Retrieve every line from the records in which the word "this" occurs.

BEGIN

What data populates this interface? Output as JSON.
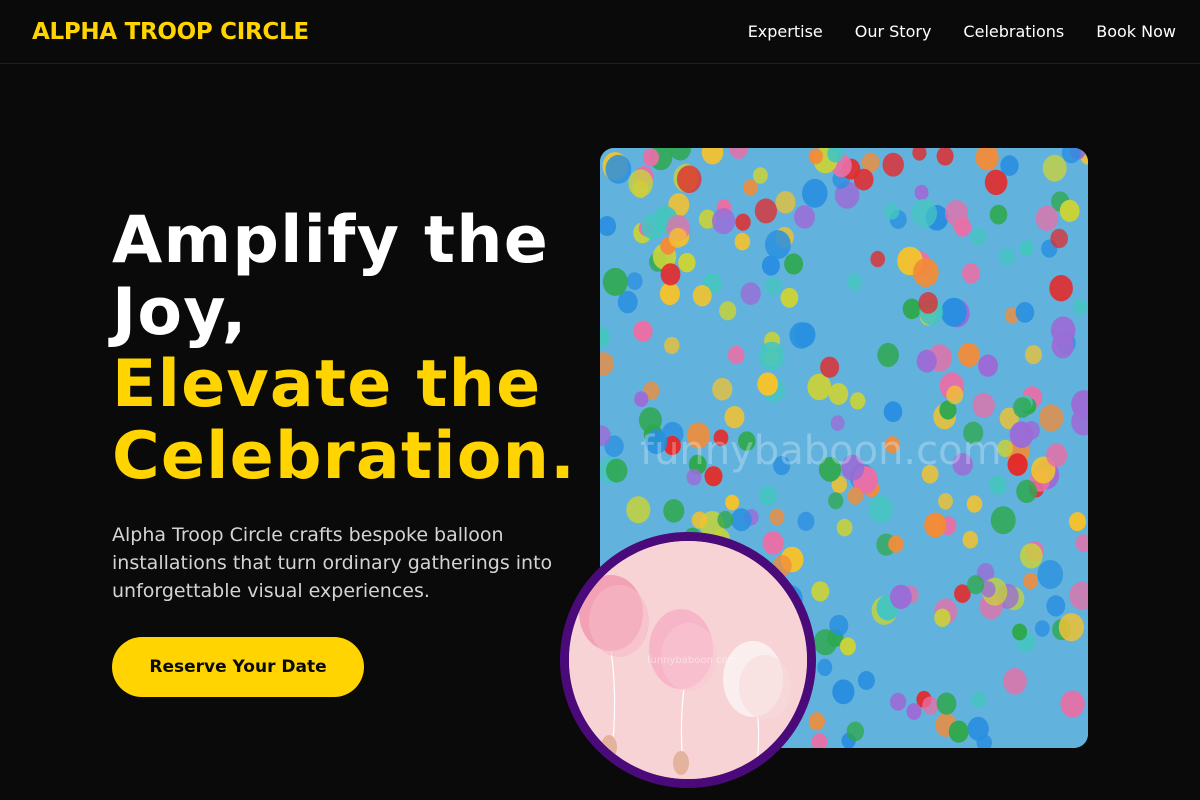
{
  "brand": {
    "name": "ALPHA TROOP CIRCLE",
    "color": "#ffd400"
  },
  "nav": {
    "items": [
      {
        "label": "Expertise"
      },
      {
        "label": "Our Story"
      },
      {
        "label": "Celebrations"
      },
      {
        "label": "Book Now"
      }
    ]
  },
  "hero": {
    "headline_white_1": "Amplify the",
    "headline_white_2": "Joy,",
    "headline_yellow_1": "Elevate the",
    "headline_yellow_2": "Celebration.",
    "description": "Alpha Troop Circle crafts bespoke balloon installations that turn ordinary gatherings into unforgettable visual experiences.",
    "cta_label": "Reserve Your Date"
  },
  "images": {
    "main_watermark": "funnybaboon.com",
    "inset_watermark": "funnybaboon.com"
  },
  "colors": {
    "background": "#0a0a0a",
    "accent": "#ffd400",
    "inset_border": "#4b0a7a",
    "sky": "#5fb0dc",
    "inset_bg": "#f8d3d6"
  }
}
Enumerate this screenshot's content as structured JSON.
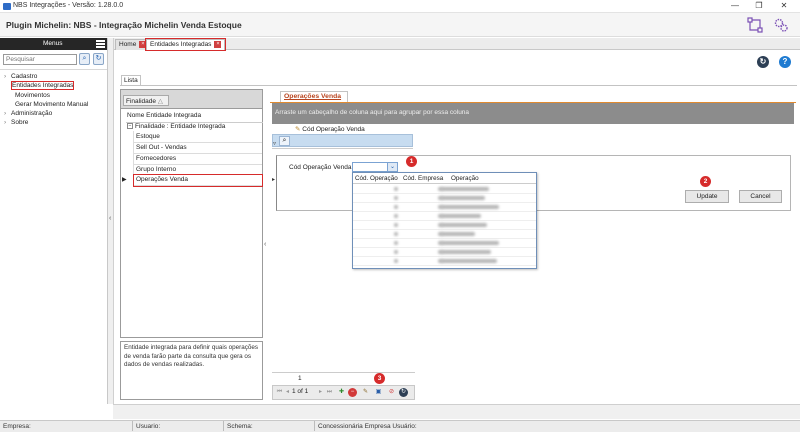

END

• Answer box:
What data populates this interface? Output as JSON.
Enumerate this screenshot's content as structured JSON.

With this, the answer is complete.